Former Toronto Chief Planner Jennifer Keesmaat’s campaign has failed to gain traction as her policies differ only marginally from those of the incumbent. Her insider knowledge of where the bodies are buried at City Hall has been kept under wraps so far. In policy areas where Ms. Keesmaat does differ from John Tory, she is unable to effectively state why her position is better.

Local candidate Saron Gebresellassi has acquitted herself forcefully in debates and offers some starkly new ideas to address issues such as poverty in a big city like ours. She needs to keep pushing the two mainstream candidates off their comfort zones.

Sarah Climenhaga is another candidate with West Toronto connections and one who has lived a fascinating life full of valuable experiences. Like the other candidates, this is her first shot at the Mayor’s job.

Sadly, becoming mayor costs a lot of money. Mayor Tory spent almost $3 million to get elected in 2014. This is beyond the reach of most candidates; even the well-connected Ms. Keesmaat. It looks like we’ll be stuck with John Tory for another four years.

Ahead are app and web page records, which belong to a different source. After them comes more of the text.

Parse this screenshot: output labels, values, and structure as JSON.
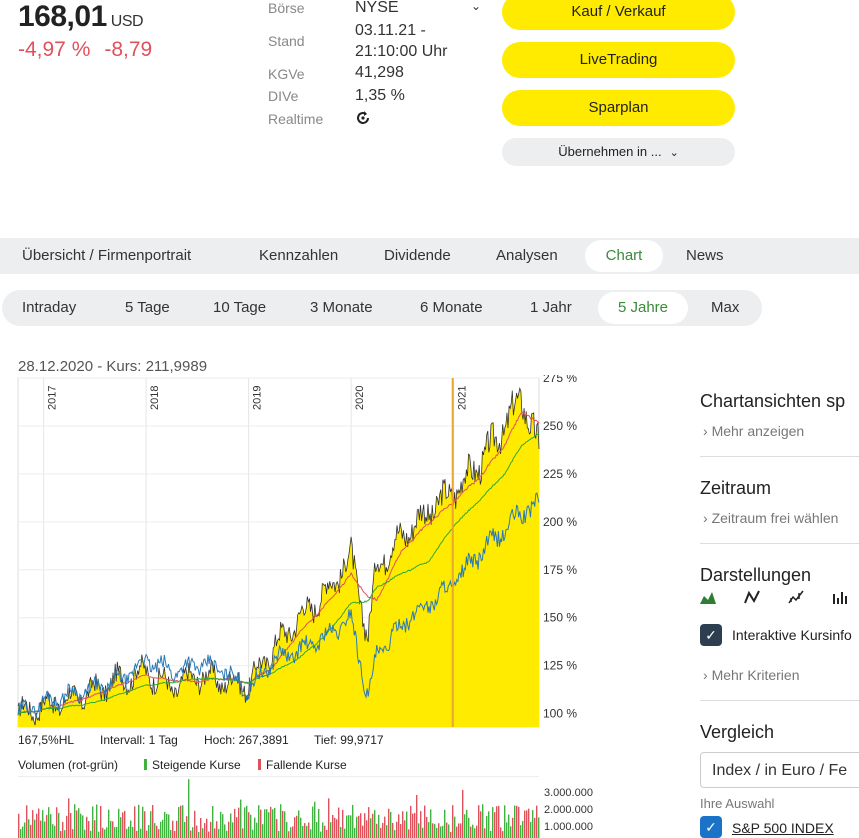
{
  "quote": {
    "price": "168,01",
    "currency": "USD",
    "change_pct": "-4,97 %",
    "change_abs": "-8,79"
  },
  "info": {
    "boerse_label": "Börse",
    "boerse_value": "NYSE",
    "stand_label": "Stand",
    "stand_date": "03.11.21 -",
    "stand_time": "21:10:00 Uhr",
    "kgve_label": "KGVe",
    "kgve_value": "41,298",
    "dive_label": "DIVe",
    "dive_value": "1,35 %",
    "realtime_label": "Realtime"
  },
  "actions": {
    "buy_sell": "Kauf / Verkauf",
    "live": "LiveTrading",
    "savings": "Sparplan",
    "adopt": "Übernehmen in ..."
  },
  "tabs": [
    "Übersicht / Firmenportrait",
    "Kennzahlen",
    "Dividende",
    "Analysen",
    "Chart",
    "News"
  ],
  "timeframes": [
    "Intraday",
    "5 Tage",
    "10 Tage",
    "3 Monate",
    "6 Monate",
    "1 Jahr",
    "5 Jahre",
    "Max"
  ],
  "chart_header": "28.12.2020  -  Kurs: 211,9989",
  "chart_stats": {
    "hl": "167,5%HL",
    "interval": "Intervall: 1 Tag",
    "high": "Hoch: 267,3891",
    "low": "Tief: 99,9717"
  },
  "volume": {
    "label": "Volumen (rot-grün)",
    "rising": "Steigende Kurse",
    "falling": "Fallende Kurse",
    "ticks": [
      "3.000.000",
      "2.000.000",
      "1.000.000"
    ]
  },
  "sidebar": {
    "views_title": "Chartansichten sp",
    "more": "Mehr anzeigen",
    "period_title": "Zeitraum",
    "period_free": "Zeitraum frei wählen",
    "display_title": "Darstellungen",
    "interactive": "Interaktive Kursinfo",
    "more_criteria": "Mehr Kriterien",
    "compare_title": "Vergleich",
    "compare_select": "Index / in Euro / Fe",
    "selection_label": "Ihre Auswahl",
    "sp500": "S&P 500 INDEX"
  },
  "colors": {
    "accent_yellow": "#ffeb00",
    "negative": "#e0515b",
    "positive_green": "#3a8a3a",
    "index_line": "#2a7ab8"
  },
  "chart_data": {
    "type": "area",
    "x": [
      "2016-10",
      "2017-01",
      "2017-04",
      "2017-07",
      "2017-10",
      "2018-01",
      "2018-04",
      "2018-07",
      "2018-10",
      "2019-01",
      "2019-04",
      "2019-07",
      "2019-10",
      "2020-01",
      "2020-03",
      "2020-04",
      "2020-07",
      "2020-10",
      "2021-01",
      "2021-04",
      "2021-07",
      "2021-09",
      "2021-11"
    ],
    "series": [
      {
        "values": [
          100,
          104,
          107,
          112,
          118,
          122,
          113,
          120,
          117,
          115,
          135,
          150,
          163,
          182,
          140,
          178,
          193,
          205,
          216,
          230,
          250,
          265,
          238
        ]
      },
      {
        "name": "S&P 500 INDEX",
        "values": [
          100,
          106,
          110,
          113,
          117,
          128,
          122,
          126,
          123,
          112,
          128,
          133,
          140,
          150,
          108,
          130,
          147,
          157,
          168,
          183,
          196,
          205,
          210
        ]
      }
    ],
    "year_labels": [
      "2017",
      "2018",
      "2019",
      "2020",
      "2021"
    ],
    "y_ticks": [
      "275 %",
      "250 %",
      "225 %",
      "200 %",
      "175 %",
      "150 %",
      "125 %",
      "100 %"
    ],
    "ylim": [
      93,
      275
    ]
  }
}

Last of all; most people usually don’t vote in civic elections here in YSW. The people who do tend to be in the older age groups. The folks at American media production company Nail Communications produced this mock ad geared to the mid-terms in the U.S. but speaks volumes about the demographics of voting in both countries.